Jacquie recalls the note saying, “I want to let you know that was the last best memory she had. She talked about that until she died.”
“I think that’s where our music is a little different than a lot of music,” John says. “We get that type of feedback and those types of memories. The rowdiness is all great fun and everything like that, but having people say, ‘Wow, this meant so much,’ is really special. And, you know, your accountant doesn’t get that type of feedback. Musicians do.”
Between the five current members, there are nine music-related college degrees, setting a strong foundation for beautifully-crafted songs that speak to heavy or simply drunk hearts. The chance to do what they love for the past 15 years has given them many treasured memories and connections to the community.
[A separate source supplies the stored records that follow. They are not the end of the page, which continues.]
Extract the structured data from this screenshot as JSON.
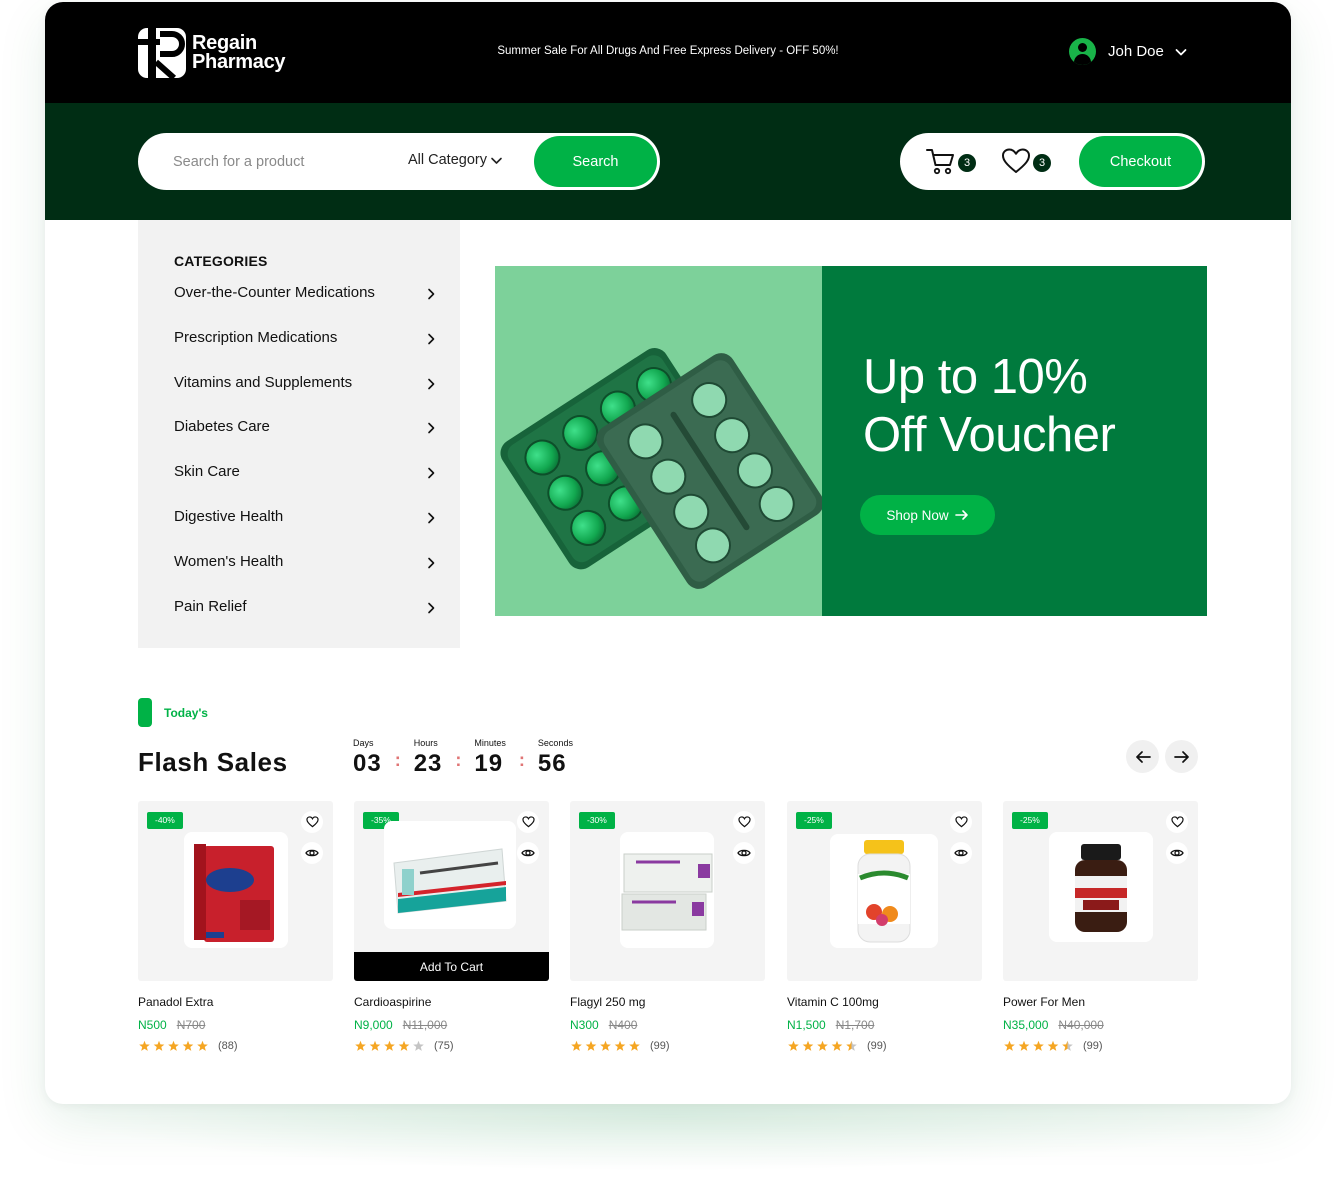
{
  "brand": {
    "line1": "Regain",
    "line2": "Pharmacy"
  },
  "announcement": "Summer Sale For All Drugs And Free Express Delivery - OFF 50%!",
  "user": {
    "name": "Joh Doe"
  },
  "search": {
    "placeholder": "Search for a product",
    "category": "All Category",
    "button": "Search"
  },
  "actions": {
    "cart_count": "3",
    "wishlist_count": "3",
    "checkout": "Checkout"
  },
  "categories": {
    "title": "CATEGORIES",
    "items": [
      {
        "label": "Over-the-Counter Medications"
      },
      {
        "label": "Prescription Medications"
      },
      {
        "label": "Vitamins and Supplements"
      },
      {
        "label": "Diabetes Care"
      },
      {
        "label": "Skin Care"
      },
      {
        "label": "Digestive Health"
      },
      {
        "label": "Women's Health"
      },
      {
        "label": "Pain Relief"
      }
    ]
  },
  "banner": {
    "line1": "Up to 10%",
    "line2": "Off Voucher",
    "button": "Shop Now"
  },
  "flash": {
    "tag": "Today's",
    "title": "Flash Sales",
    "countdown": [
      {
        "label": "Days",
        "value": "03"
      },
      {
        "label": "Hours",
        "value": "23"
      },
      {
        "label": "Minutes",
        "value": "19"
      },
      {
        "label": "Seconds",
        "value": "56"
      }
    ],
    "add_to_cart": "Add To Cart",
    "products": [
      {
        "name": "Panadol Extra",
        "discount": "-40%",
        "price": "N500",
        "old_price": "N700",
        "rating": 5,
        "reviews": "(88)",
        "image_color": "#c8202c"
      },
      {
        "name": "Cardioaspirine",
        "discount": "-35%",
        "price": "N9,000",
        "old_price": "N11,000",
        "rating": 4,
        "reviews": "(75)",
        "image_color": "#16a39a"
      },
      {
        "name": "Flagyl 250 mg",
        "discount": "-30%",
        "price": "N300",
        "old_price": "N400",
        "rating": 5,
        "reviews": "(99)",
        "image_color": "#e7ece7"
      },
      {
        "name": "Vitamin C 100mg",
        "discount": "-25%",
        "price": "N1,500",
        "old_price": "N1,700",
        "rating": 4.5,
        "reviews": "(99)",
        "image_color": "#f5c21a"
      },
      {
        "name": "Power For  Men",
        "discount": "-25%",
        "price": "N35,000",
        "old_price": "N40,000",
        "rating": 4.5,
        "reviews": "(99)",
        "image_color": "#3a1d12"
      }
    ]
  },
  "colors": {
    "primary": "#00b246",
    "dark_green": "#002d14",
    "banner_green": "#007a3d",
    "banner_light": "#7dd19a",
    "star": "#f5a623"
  }
}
“We even have children of our fans who are coming out to see us now and that’s been kind of fun to watch,” John says.
Music and tradition provide a way to find meaning and belonging within this large world.
“It's what makes us human whether its cultural traditions or family traditions,” says McKenzie.
And on that note, The Knockabouts and the McGregors don’t see themselves slowing down anytime soon.
“If people want to come out and see me sing bawdy Irish songs with grey hair [then we’ll keep on playing],” Jacquie says. “It’s such an integral part of who we are. I don’t know if we’ll ever give it up.”
The Knockabouts will be headlining the Orpheum’s St. Paddy’s Day celebration on Saturday, March 17, beginning at 7 p.m. with kid’s activities until 9 p.m. Tickets are $11, $6 for youth and children under five get in free. There will be a separate Scotch whisky tasting and education seminar at 4 p.m. prior to the concert. Tickets are $27 and include several Scotch whiskies accompanied by an Irish cheese platter and a Scottish gin. Visit www.orpheumflagstaff.com for more information.